Such privilege also allowed me to have the support of the Arcus Center for Social Justice Leadership on and off campus through mentorship and funding. The mentorship and funding allowed me to invest my 2011 Summer in Washington D.C. where I learned how to network with organizations and leaders using the skills I
"The ACSJL helped me think critically about the issues that matter most..."learned with ACSJL on campus: observe, analyze, and reflect. Using these skills allowed me to communicate with organization leaders and eventually to meet with House Minority Leader Nancy Pelosi at the Capitol to speak about my family, my college experience, and the importance of continuing federal funding supporting education for students. When I was in the Philadelphia Urban Studies Program last fall, the ACSJL funded Movimiento Estudiantil Chicano de Aztlán de Kzoo (M.E.Ch.A de Kzoo) to meet with other chapters from the Midwest region in Minnesota to address political issues affecting Latinos across the country. Ultimately, the ACSJL provided me with the resources necessary to be an effective young social justice leader on and off of campus.

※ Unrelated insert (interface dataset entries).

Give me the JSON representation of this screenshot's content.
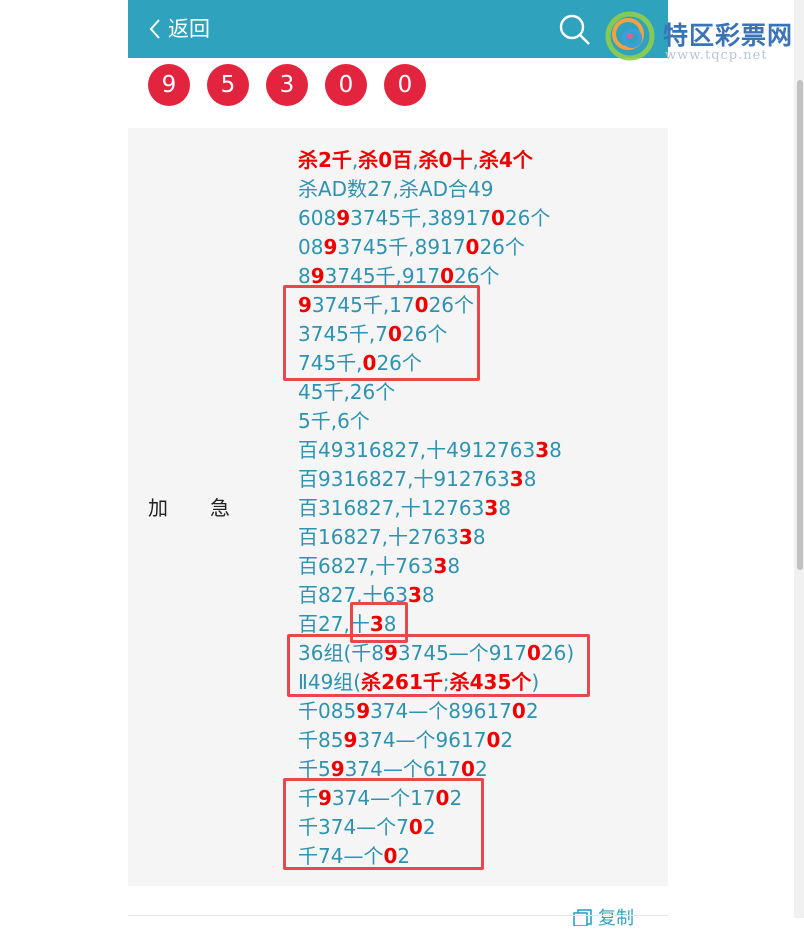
{
  "header": {
    "back_label": "返回",
    "logo_name": "特区彩票网",
    "logo_url": "www.tqcp.net"
  },
  "draw_numbers": [
    "9",
    "5",
    "3",
    "0",
    "0"
  ],
  "section_label": [
    "加",
    "急"
  ],
  "prediction_lines": [
    [
      {
        "t": "杀2千",
        "r": true
      },
      {
        "t": ",",
        "r": false
      },
      {
        "t": "杀0百",
        "r": true
      },
      {
        "t": ",",
        "r": false
      },
      {
        "t": "杀0十",
        "r": true
      },
      {
        "t": ",",
        "r": false
      },
      {
        "t": "杀4个",
        "r": true
      }
    ],
    [
      {
        "t": "杀AD数27,杀AD合49",
        "r": false
      }
    ],
    [
      {
        "t": "608",
        "r": false
      },
      {
        "t": "9",
        "r": true
      },
      {
        "t": "3745千,38917",
        "r": false
      },
      {
        "t": "0",
        "r": true
      },
      {
        "t": "26个",
        "r": false
      }
    ],
    [
      {
        "t": "08",
        "r": false
      },
      {
        "t": "9",
        "r": true
      },
      {
        "t": "3745千,8917",
        "r": false
      },
      {
        "t": "0",
        "r": true
      },
      {
        "t": "26个",
        "r": false
      }
    ],
    [
      {
        "t": "8",
        "r": false
      },
      {
        "t": "9",
        "r": true
      },
      {
        "t": "3745千,917",
        "r": false
      },
      {
        "t": "0",
        "r": true
      },
      {
        "t": "26个",
        "r": false
      }
    ],
    [
      {
        "t": "9",
        "r": true
      },
      {
        "t": "3745千,17",
        "r": false
      },
      {
        "t": "0",
        "r": true
      },
      {
        "t": "26个",
        "r": false
      }
    ],
    [
      {
        "t": "3745千,7",
        "r": false
      },
      {
        "t": "0",
        "r": true
      },
      {
        "t": "26个",
        "r": false
      }
    ],
    [
      {
        "t": "745千,",
        "r": false
      },
      {
        "t": "0",
        "r": true
      },
      {
        "t": "26个",
        "r": false
      }
    ],
    [
      {
        "t": "45千,26个",
        "r": false
      }
    ],
    [
      {
        "t": "5千,6个",
        "r": false
      }
    ],
    [
      {
        "t": "百49316827,十4912763",
        "r": false
      },
      {
        "t": "3",
        "r": true
      },
      {
        "t": "8",
        "r": false
      }
    ],
    [
      {
        "t": "百9316827,十912763",
        "r": false
      },
      {
        "t": "3",
        "r": true
      },
      {
        "t": "8",
        "r": false
      }
    ],
    [
      {
        "t": "百316827,十12763",
        "r": false
      },
      {
        "t": "3",
        "r": true
      },
      {
        "t": "8",
        "r": false
      }
    ],
    [
      {
        "t": "百16827,十2763",
        "r": false
      },
      {
        "t": "3",
        "r": true
      },
      {
        "t": "8",
        "r": false
      }
    ],
    [
      {
        "t": "百6827,十763",
        "r": false
      },
      {
        "t": "3",
        "r": true
      },
      {
        "t": "8",
        "r": false
      }
    ],
    [
      {
        "t": "百827,十63",
        "r": false
      },
      {
        "t": "3",
        "r": true
      },
      {
        "t": "8",
        "r": false
      }
    ],
    [
      {
        "t": "百27,十",
        "r": false
      },
      {
        "t": "3",
        "r": true
      },
      {
        "t": "8",
        "r": false
      }
    ],
    [
      {
        "t": "36组(千8",
        "r": false
      },
      {
        "t": "9",
        "r": true
      },
      {
        "t": "3745—个917",
        "r": false
      },
      {
        "t": "0",
        "r": true
      },
      {
        "t": "26)",
        "r": false
      }
    ],
    [
      {
        "t": "Ⅱ49组(",
        "r": false
      },
      {
        "t": "杀261千",
        "r": true
      },
      {
        "t": ";",
        "r": false
      },
      {
        "t": "杀435个",
        "r": true
      },
      {
        "t": ")",
        "r": false
      }
    ],
    [
      {
        "t": "千085",
        "r": false
      },
      {
        "t": "9",
        "r": true
      },
      {
        "t": "374—个89617",
        "r": false
      },
      {
        "t": "0",
        "r": true
      },
      {
        "t": "2",
        "r": false
      }
    ],
    [
      {
        "t": "千85",
        "r": false
      },
      {
        "t": "9",
        "r": true
      },
      {
        "t": "374—个9617",
        "r": false
      },
      {
        "t": "0",
        "r": true
      },
      {
        "t": "2",
        "r": false
      }
    ],
    [
      {
        "t": "千5",
        "r": false
      },
      {
        "t": "9",
        "r": true
      },
      {
        "t": "374—个617",
        "r": false
      },
      {
        "t": "0",
        "r": true
      },
      {
        "t": "2",
        "r": false
      }
    ],
    [
      {
        "t": "千",
        "r": false
      },
      {
        "t": "9",
        "r": true
      },
      {
        "t": "374—个17",
        "r": false
      },
      {
        "t": "0",
        "r": true
      },
      {
        "t": "2",
        "r": false
      }
    ],
    [
      {
        "t": "千374—个7",
        "r": false
      },
      {
        "t": "0",
        "r": true
      },
      {
        "t": "2",
        "r": false
      }
    ],
    [
      {
        "t": "千74—个",
        "r": false
      },
      {
        "t": "0",
        "r": true
      },
      {
        "t": "2",
        "r": false
      }
    ]
  ],
  "copy_label": "复制",
  "colors": {
    "header_bg": "#2fa3bd",
    "ball_red": "#e3243f",
    "text_blue": "#2d93b0",
    "highlight_red": "#ee0000",
    "box_red": "#e8484c"
  }
}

The ACSJL plays a vital role in making social justice a reality. Without mentorship and funding we social justice advocates are merely philosophizing or theorizing about an idea and doing nothing about real life injustices. Academic learning surrounding social justice is very important, but constructing superficial thoughts or making arguments for the sole purpose of making them (rather than for the purpose of using them as the basis for good and just action) is a kind of mental masturbation. The ACSJL has taught me to take it a step further—to connect in-depth academic work with good action—and then experience the pleasure, for example, that comes from assisting and then shaking the hand of an elderly Latino man struggling to survive. Without the ACSJL it would be rather more difficult for me to be an effective social justice leader.

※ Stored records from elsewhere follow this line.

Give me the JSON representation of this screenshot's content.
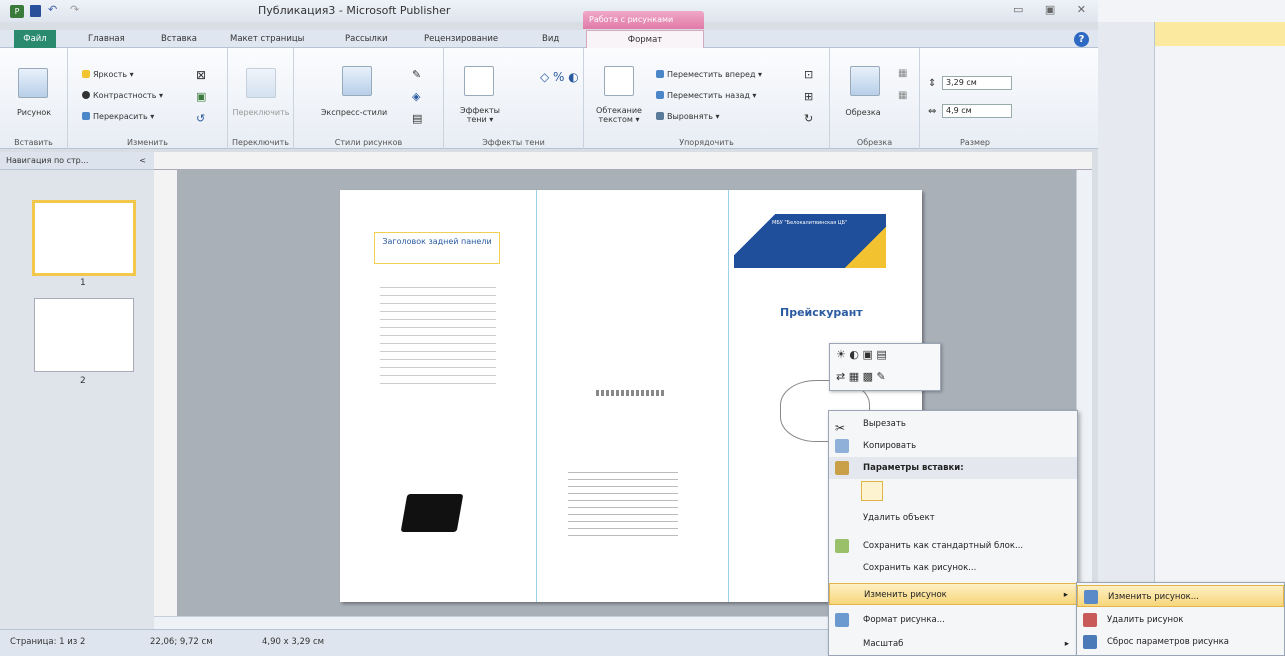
{
  "window": {
    "title": "Публикация3 - Microsoft Publisher",
    "context_tab": "Работа с рисунками"
  },
  "quick_access": {
    "app_icon": "P"
  },
  "tabs": [
    "Файл",
    "Главная",
    "Вставка",
    "Макет страницы",
    "Рассылки",
    "Рецензирование",
    "Вид",
    "Формат"
  ],
  "ribbon": {
    "insert_group": {
      "button": "Рисунок",
      "name": "Вставить"
    },
    "adjust_group": {
      "brightness": "Яркость",
      "contrast": "Контрастность",
      "recolor": "Перекрасить",
      "name": "Изменить"
    },
    "swap_group": {
      "button": "Переключить",
      "name": "Переключить"
    },
    "styles_group": {
      "button": "Экспресс-стили",
      "name": "Стили рисунков"
    },
    "effects_group": {
      "button_line1": "Эффекты",
      "button_line2": "тени",
      "name": "Эффекты тени"
    },
    "arrange_group": {
      "wrap_line1": "Обтекание",
      "wrap_line2": "текстом",
      "forward": "Переместить вперед",
      "backward": "Переместить назад",
      "align": "Выровнять",
      "name": "Упорядочить"
    },
    "crop_group": {
      "button": "Обрезка",
      "name": "Обрезка"
    },
    "size_group": {
      "height": "3,29 см",
      "width": "4,9 см",
      "name": "Размер"
    }
  },
  "nav": {
    "title": "Навигация по стр...",
    "pages": [
      "1",
      "2"
    ]
  },
  "page_content": {
    "left_heading": "Заголовок задней панели",
    "price_title": "Прейскурант",
    "banner_text": "МБУ \"Белокалитвинская ЦБ\""
  },
  "mini_toolbar": {},
  "context_menu": {
    "items": [
      {
        "label": "Вырезать",
        "icon": "scissors-icon"
      },
      {
        "label": "Копировать",
        "icon": "copy-icon"
      },
      {
        "label": "Параметры вставки:",
        "icon": "paste-icon"
      },
      {
        "label": "Удалить объект",
        "icon": ""
      },
      {
        "label": "Сохранить как стандартный блок...",
        "icon": "building-block-icon"
      },
      {
        "label": "Сохранить как рисунок...",
        "icon": ""
      },
      {
        "label": "Изменить рисунок",
        "icon": ""
      },
      {
        "label": "Формат рисунка...",
        "icon": "format-picture-icon"
      },
      {
        "label": "Масштаб",
        "icon": ""
      }
    ]
  },
  "submenu": {
    "items": [
      {
        "label": "Изменить рисунок..."
      },
      {
        "label": "Удалить рисунок"
      },
      {
        "label": "Сброс параметров рисунка"
      }
    ]
  },
  "status": {
    "page": "Страница: 1 из 2",
    "position": "22,06; 9,72 см",
    "size": "4,90 x 3,29 см"
  },
  "colors": {
    "file_tab": "#2a8a6e",
    "context_tab": "#e07aa8",
    "highlight": "#f8d67a",
    "banner": "#1f4e9a"
  }
}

Photo 1 - Jonathan Romero (left) with Philadelphia Councilman Curtis Jones. During his study away at the Philadelphia Urban Studies Program, Jonathan worked with Jones to learn the intricacies of the kind of policy-making that gets social justice done.
Photo 2 - Jonathan at home in Los Angeles with his family (l-r): his older sister, Jennifer; his father, Manuel; his mother, Patricia; his younger sister, Vania; and his younger brother, Alexis.

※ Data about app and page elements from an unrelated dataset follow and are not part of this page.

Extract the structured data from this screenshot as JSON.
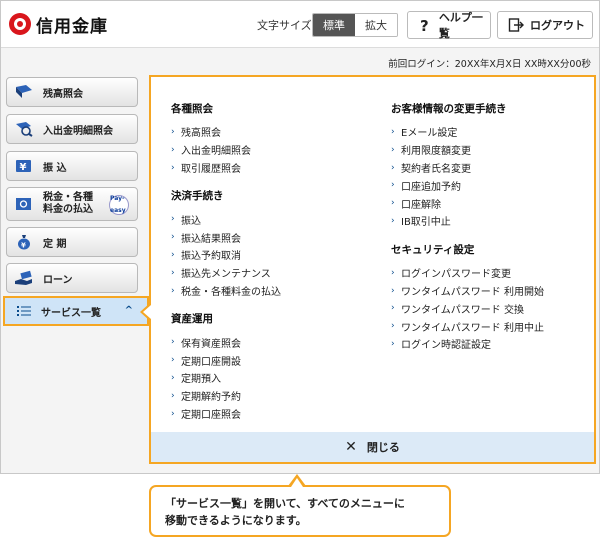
{
  "header": {
    "logo_text": "信用金庫",
    "fontsize_label": "文字サイズ",
    "fontsize_standard": "標準",
    "fontsize_large": "拡大",
    "help_label": "ヘルプ一覧",
    "logout_label": "ログアウト"
  },
  "last_login": "前回ログイン：20XX年X月X日 XX時XX分00秒",
  "sidebar": {
    "items": [
      {
        "label": "残高照会"
      },
      {
        "label": "入出金明細照会"
      },
      {
        "label": "振 込"
      },
      {
        "label_line1": "税金・各種",
        "label_line2": "料金の払込",
        "badge": "Pay-easy"
      },
      {
        "label": "定 期"
      },
      {
        "label": "ローン"
      }
    ],
    "service": {
      "label": "サービス一覧",
      "chevron": "^"
    }
  },
  "menu": {
    "left": [
      {
        "title": "各種照会",
        "items": [
          "残高照会",
          "入出金明細照会",
          "取引履歴照会"
        ]
      },
      {
        "title": "決済手続き",
        "items": [
          "振込",
          "振込結果照会",
          "振込予約取消",
          "振込先メンテナンス",
          "税金・各種料金の払込"
        ]
      },
      {
        "title": "資産運用",
        "items": [
          "保有資産照会",
          "定期口座開設",
          "定期預入",
          "定期解約予約",
          "定期口座照会"
        ]
      }
    ],
    "right": [
      {
        "title": "お客様情報の変更手続き",
        "items": [
          "Eメール設定",
          "利用限度額変更",
          "契約者氏名変更",
          "口座追加予約",
          "口座解除",
          "IB取引中止"
        ]
      },
      {
        "title": "セキュリティ設定",
        "items": [
          "ログインパスワード変更",
          "ワンタイムパスワード 利用開始",
          "ワンタイムパスワード 交換",
          "ワンタイムパスワード 利用中止",
          "ログイン時認証設定"
        ]
      }
    ],
    "close_label": "閉じる",
    "arrow": "›"
  },
  "callout": {
    "line1": "「サービス一覧」を開いて、すべてのメニューに",
    "line2": "移動できるようになります。"
  },
  "colors": {
    "accent": "#f5a623",
    "nav_blue": "#0a4c8c",
    "active_bg": "#cfe4f7"
  }
}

Photo 3 - Jonathan traveled to Washington, D.C., to advocate for continued federal support of higher education funding to help ensure the financial accessibility of college for all. While there, he met with House Minority Leader Nancy Pelosi.
Photo 4 - M.E.cH.A de Kzoo members, and fellow juniors, Jonathan Romero and Karla Aguilar campaign on campus against Michigan House Bill 4305, a proposed Arizona-style anti-immigrant law. Their T-shirts read: “Do I look illegal?”
Photo 5 - Jonathan (back row, fourth from left) and several other “K” students attended the recent regional meeting of M.E.cH.A in St. Cloud, Minn. An upcoming regional meeting will shortly occur on the Kalamazoo College campus.